Endocannabinoid System

The endocannabinoid system (ECS) was discovered in 1992, yet most all medical schools, and nursing programs have not added it to their curriculum. Studies showing the benefits of cannabis (marijuana) on the endocannabinoid system were mostly blocked by the Federal Government.


The endocannabinoid system (ECS) is a group of endogenous cannabinoid receptors located in the mammalian brain and throughout the central and peripheral nervous systems, consisting of neuromodulatory lipids and their receptors. The endocannabinoid system can be found in nearly any mammal with a vertebrae. The endocannabinoid system is involved in regulating many key bodily processes, including: blood pressure, immunity, stress, inflammation, neurotoxicity, and digestive functions.
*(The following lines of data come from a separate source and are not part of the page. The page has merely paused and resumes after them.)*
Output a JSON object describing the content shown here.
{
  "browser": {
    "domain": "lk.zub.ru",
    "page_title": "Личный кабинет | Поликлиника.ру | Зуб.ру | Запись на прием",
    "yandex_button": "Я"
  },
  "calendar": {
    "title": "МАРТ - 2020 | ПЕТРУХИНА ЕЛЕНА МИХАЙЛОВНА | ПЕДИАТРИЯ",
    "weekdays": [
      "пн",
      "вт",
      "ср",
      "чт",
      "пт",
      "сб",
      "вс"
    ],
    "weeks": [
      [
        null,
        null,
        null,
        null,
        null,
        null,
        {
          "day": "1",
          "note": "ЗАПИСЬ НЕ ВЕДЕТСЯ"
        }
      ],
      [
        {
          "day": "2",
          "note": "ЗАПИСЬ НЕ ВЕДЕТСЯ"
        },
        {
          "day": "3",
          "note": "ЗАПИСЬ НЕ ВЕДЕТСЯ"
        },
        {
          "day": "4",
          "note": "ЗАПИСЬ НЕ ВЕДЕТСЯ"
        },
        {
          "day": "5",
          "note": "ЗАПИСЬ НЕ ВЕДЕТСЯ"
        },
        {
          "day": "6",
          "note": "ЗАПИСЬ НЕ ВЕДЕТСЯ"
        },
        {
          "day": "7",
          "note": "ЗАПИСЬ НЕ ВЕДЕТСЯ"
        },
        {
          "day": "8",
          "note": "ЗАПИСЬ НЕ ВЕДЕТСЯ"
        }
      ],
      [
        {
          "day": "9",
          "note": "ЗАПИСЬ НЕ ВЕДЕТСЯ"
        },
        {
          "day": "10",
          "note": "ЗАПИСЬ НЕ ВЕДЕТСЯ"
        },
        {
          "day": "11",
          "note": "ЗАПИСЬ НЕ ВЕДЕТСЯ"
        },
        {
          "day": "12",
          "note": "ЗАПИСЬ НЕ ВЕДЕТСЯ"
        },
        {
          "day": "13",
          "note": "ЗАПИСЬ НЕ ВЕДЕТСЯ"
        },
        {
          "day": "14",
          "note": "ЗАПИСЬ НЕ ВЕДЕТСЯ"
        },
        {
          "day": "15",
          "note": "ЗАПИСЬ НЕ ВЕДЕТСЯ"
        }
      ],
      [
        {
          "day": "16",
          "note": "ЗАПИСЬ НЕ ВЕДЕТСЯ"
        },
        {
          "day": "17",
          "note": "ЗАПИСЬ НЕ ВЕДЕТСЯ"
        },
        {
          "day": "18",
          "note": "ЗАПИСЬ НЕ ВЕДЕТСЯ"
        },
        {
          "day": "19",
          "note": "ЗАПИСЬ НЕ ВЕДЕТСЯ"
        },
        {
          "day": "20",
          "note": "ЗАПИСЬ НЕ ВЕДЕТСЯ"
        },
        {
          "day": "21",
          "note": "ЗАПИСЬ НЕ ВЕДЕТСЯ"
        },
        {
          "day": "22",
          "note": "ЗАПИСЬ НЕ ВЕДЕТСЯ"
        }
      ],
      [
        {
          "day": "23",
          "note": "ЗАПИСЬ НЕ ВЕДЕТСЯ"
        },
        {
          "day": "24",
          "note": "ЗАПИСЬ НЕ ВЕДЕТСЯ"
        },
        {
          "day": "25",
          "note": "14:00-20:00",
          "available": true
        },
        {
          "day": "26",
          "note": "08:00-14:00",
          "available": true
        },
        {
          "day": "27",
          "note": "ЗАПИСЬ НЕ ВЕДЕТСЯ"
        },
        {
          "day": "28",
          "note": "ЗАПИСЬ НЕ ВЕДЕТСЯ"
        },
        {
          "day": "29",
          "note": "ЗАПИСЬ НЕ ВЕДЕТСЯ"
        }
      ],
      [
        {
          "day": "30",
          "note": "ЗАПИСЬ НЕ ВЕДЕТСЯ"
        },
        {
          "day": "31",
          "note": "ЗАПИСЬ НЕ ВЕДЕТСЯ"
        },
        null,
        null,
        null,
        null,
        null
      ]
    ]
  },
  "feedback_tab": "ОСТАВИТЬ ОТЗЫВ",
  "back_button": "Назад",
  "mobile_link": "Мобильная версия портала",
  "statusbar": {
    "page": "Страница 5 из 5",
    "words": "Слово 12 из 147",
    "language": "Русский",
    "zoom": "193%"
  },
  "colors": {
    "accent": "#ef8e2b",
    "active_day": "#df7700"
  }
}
The endocannabinoid system within the human body is a network of cell receptors that respond to key molecules found in marijuana – THC and CBD in particular. CB1 receptors are most densely concentrated in parts of the brain and central nervous system, and less densely found throughout the rest of the body. CB2 receptors, on the other hand, are less densely located in the brain regions, and more concentrated in the peripheral nervous system and organs. The mapping of these receptors fits well with the diverse range of symptoms and conditions that are found to respond positively to medical marijuana. Learn more by speaking with a medical marijuana Doctor in Florida today.